[Entries from a dataset of interfaces]
· · · ·
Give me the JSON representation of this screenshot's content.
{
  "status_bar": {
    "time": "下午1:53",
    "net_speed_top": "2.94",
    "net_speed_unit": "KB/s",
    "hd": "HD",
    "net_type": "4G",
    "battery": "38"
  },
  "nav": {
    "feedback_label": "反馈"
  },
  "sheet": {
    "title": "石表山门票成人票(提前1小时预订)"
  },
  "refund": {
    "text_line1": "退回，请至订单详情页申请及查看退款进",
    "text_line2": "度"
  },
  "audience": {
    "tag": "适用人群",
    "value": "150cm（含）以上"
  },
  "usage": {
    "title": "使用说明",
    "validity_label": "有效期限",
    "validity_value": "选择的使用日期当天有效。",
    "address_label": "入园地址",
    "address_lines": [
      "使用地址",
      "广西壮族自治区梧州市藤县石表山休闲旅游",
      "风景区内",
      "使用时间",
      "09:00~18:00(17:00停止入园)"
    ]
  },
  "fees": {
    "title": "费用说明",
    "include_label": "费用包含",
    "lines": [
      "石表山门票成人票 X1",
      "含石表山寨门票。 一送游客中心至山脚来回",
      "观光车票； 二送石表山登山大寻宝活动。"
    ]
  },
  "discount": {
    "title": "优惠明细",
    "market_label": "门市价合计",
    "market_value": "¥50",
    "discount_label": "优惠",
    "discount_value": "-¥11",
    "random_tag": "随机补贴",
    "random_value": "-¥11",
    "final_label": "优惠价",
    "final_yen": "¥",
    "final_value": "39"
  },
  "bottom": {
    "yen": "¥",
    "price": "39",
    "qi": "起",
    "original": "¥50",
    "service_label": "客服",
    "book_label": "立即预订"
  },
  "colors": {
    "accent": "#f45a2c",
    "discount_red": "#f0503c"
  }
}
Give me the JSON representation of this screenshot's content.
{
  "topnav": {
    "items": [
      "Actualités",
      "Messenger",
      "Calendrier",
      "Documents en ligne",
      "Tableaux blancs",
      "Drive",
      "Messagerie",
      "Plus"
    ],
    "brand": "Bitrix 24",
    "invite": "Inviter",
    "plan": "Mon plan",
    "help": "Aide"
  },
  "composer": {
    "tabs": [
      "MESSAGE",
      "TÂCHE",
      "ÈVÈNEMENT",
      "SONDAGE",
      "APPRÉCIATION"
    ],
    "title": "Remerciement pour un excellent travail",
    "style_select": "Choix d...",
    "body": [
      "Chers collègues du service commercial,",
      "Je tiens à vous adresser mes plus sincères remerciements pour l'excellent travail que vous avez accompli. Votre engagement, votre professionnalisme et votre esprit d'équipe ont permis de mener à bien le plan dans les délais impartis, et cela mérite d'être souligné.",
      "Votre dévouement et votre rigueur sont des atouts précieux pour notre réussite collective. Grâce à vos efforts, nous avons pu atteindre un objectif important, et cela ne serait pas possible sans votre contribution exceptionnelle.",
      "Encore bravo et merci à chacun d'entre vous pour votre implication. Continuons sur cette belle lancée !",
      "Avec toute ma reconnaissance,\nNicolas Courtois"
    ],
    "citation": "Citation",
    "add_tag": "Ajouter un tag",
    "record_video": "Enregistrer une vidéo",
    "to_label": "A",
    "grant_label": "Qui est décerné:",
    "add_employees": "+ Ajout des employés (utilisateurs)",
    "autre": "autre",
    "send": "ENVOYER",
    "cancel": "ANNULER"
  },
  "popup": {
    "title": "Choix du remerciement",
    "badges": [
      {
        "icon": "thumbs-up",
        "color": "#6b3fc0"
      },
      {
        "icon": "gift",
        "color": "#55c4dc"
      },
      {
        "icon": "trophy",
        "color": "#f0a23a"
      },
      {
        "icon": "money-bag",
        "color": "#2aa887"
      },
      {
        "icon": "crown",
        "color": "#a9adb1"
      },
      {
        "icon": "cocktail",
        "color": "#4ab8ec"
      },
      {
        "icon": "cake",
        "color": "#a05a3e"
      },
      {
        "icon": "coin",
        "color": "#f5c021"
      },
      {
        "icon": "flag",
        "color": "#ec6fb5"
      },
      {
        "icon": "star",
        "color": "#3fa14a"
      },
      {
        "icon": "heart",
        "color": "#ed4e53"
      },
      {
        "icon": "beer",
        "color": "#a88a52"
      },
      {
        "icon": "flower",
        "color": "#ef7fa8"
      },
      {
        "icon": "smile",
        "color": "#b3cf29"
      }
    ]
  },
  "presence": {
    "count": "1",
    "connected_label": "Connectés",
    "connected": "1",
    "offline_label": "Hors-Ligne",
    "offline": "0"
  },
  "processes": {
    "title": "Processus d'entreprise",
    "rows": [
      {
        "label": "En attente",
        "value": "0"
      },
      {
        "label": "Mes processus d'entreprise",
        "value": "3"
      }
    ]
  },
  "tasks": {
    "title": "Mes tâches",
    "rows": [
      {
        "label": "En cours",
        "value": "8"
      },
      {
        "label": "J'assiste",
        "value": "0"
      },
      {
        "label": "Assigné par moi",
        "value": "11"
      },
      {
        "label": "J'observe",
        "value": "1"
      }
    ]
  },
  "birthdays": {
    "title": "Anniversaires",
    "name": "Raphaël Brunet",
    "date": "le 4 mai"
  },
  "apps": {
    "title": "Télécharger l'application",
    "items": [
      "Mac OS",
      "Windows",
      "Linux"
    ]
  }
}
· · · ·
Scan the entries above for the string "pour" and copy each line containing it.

RESULT:
    "title": "Remerciement pour un excellent travail",
      "Je tiens à vous adresser mes plus sincères remerciements pour l'excellent travail que vous avez accompli. Votre engagement, votre professionnalisme et votre esprit d'équipe ont permis de mener à bien le plan dans les délais impartis, et cela mérite d'être souligné.",
      "Votre dévouement et votre rigueur sont des atouts précieux pour notre réussite collective. Grâce à vos efforts, nous avons pu atteindre un objectif important, et cela ne serait pas possible sans votre contribution exceptionnelle.",
      "Encore bravo et merci à chacun d'entre vous pour votre implication. Continuons sur cette belle lancée !",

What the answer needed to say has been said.